YOUR GOAL
Down to the last character, write out the records below.

BEGIN DATA RECORDS

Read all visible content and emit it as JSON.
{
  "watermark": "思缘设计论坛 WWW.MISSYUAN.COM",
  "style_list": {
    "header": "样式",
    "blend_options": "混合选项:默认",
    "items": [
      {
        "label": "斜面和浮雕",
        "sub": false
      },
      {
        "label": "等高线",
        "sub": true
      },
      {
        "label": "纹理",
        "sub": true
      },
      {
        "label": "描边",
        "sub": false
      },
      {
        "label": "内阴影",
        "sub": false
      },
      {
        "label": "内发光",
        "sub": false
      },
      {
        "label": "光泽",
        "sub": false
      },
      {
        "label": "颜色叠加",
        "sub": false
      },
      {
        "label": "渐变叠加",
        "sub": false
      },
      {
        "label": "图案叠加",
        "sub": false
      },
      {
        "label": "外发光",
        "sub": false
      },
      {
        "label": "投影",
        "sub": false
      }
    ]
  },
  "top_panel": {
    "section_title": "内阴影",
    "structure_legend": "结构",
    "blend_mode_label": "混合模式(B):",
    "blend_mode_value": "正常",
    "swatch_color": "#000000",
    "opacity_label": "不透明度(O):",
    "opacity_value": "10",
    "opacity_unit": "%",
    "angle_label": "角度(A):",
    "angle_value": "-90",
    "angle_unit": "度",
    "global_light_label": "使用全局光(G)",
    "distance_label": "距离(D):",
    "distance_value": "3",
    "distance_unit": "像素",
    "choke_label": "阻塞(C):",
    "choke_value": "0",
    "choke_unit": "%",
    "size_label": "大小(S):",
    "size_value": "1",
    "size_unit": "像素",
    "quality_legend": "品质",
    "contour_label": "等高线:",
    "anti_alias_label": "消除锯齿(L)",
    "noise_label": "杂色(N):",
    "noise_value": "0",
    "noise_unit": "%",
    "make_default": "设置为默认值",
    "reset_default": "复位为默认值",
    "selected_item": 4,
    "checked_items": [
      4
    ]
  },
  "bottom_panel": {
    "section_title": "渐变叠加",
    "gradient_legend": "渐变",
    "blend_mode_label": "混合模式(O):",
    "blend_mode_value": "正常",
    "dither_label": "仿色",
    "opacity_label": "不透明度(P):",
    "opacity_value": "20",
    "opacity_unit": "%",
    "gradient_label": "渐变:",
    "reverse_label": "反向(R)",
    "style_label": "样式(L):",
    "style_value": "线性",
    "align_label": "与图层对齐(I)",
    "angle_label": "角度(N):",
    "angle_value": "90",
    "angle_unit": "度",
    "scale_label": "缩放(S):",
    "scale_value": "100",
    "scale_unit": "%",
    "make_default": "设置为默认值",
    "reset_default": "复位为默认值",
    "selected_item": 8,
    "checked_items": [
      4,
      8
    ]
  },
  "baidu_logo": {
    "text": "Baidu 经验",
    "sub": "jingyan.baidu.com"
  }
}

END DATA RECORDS

TASK SOLUTION
Read all visible content and emit it as JSON.
{
  "watermark": "思缘设计论坛 WWW.MISSYUAN.COM",
  "style_list": {
    "header": "样式",
    "blend_options": "混合选项:默认",
    "items": [
      {
        "label": "斜面和浮雕",
        "sub": false
      },
      {
        "label": "等高线",
        "sub": true
      },
      {
        "label": "纹理",
        "sub": true
      },
      {
        "label": "描边",
        "sub": false
      },
      {
        "label": "内阴影",
        "sub": false
      },
      {
        "label": "内发光",
        "sub": false
      },
      {
        "label": "光泽",
        "sub": false
      },
      {
        "label": "颜色叠加",
        "sub": false
      },
      {
        "label": "渐变叠加",
        "sub": false
      },
      {
        "label": "图案叠加",
        "sub": false
      },
      {
        "label": "外发光",
        "sub": false
      },
      {
        "label": "投影",
        "sub": false
      }
    ]
  },
  "top_panel": {
    "section_title": "内阴影",
    "structure_legend": "结构",
    "blend_mode_label": "混合模式(B):",
    "blend_mode_value": "正常",
    "swatch_color": "#000000",
    "opacity_label": "不透明度(O):",
    "opacity_value": "10",
    "opacity_unit": "%",
    "angle_label": "角度(A):",
    "angle_value": "-90",
    "angle_unit": "度",
    "global_light_label": "使用全局光(G)",
    "distance_label": "距离(D):",
    "distance_value": "3",
    "distance_unit": "像素",
    "choke_label": "阻塞(C):",
    "choke_value": "0",
    "choke_unit": "%",
    "size_label": "大小(S):",
    "size_value": "1",
    "size_unit": "像素",
    "quality_legend": "品质",
    "contour_label": "等高线:",
    "anti_alias_label": "消除锯齿(L)",
    "noise_label": "杂色(N):",
    "noise_value": "0",
    "noise_unit": "%",
    "make_default": "设置为默认值",
    "reset_default": "复位为默认值",
    "selected_item": 4,
    "checked_items": [
      4
    ]
  },
  "bottom_panel": {
    "section_title": "渐变叠加",
    "gradient_legend": "渐变",
    "blend_mode_label": "混合模式(O):",
    "blend_mode_value": "正常",
    "dither_label": "仿色",
    "opacity_label": "不透明度(P):",
    "opacity_value": "20",
    "opacity_unit": "%",
    "gradient_label": "渐变:",
    "reverse_label": "反向(R)",
    "style_label": "样式(L):",
    "style_value": "线性",
    "align_label": "与图层对齐(I)",
    "angle_label": "角度(N):",
    "angle_value": "90",
    "angle_unit": "度",
    "scale_label": "缩放(S):",
    "scale_value": "100",
    "scale_unit": "%",
    "make_default": "设置为默认值",
    "reset_default": "复位为默认值",
    "selected_item": 8,
    "checked_items": [
      4,
      8
    ]
  },
  "baidu_logo": {
    "text": "Baidu 经验",
    "sub": "jingyan.baidu.com"
  }
}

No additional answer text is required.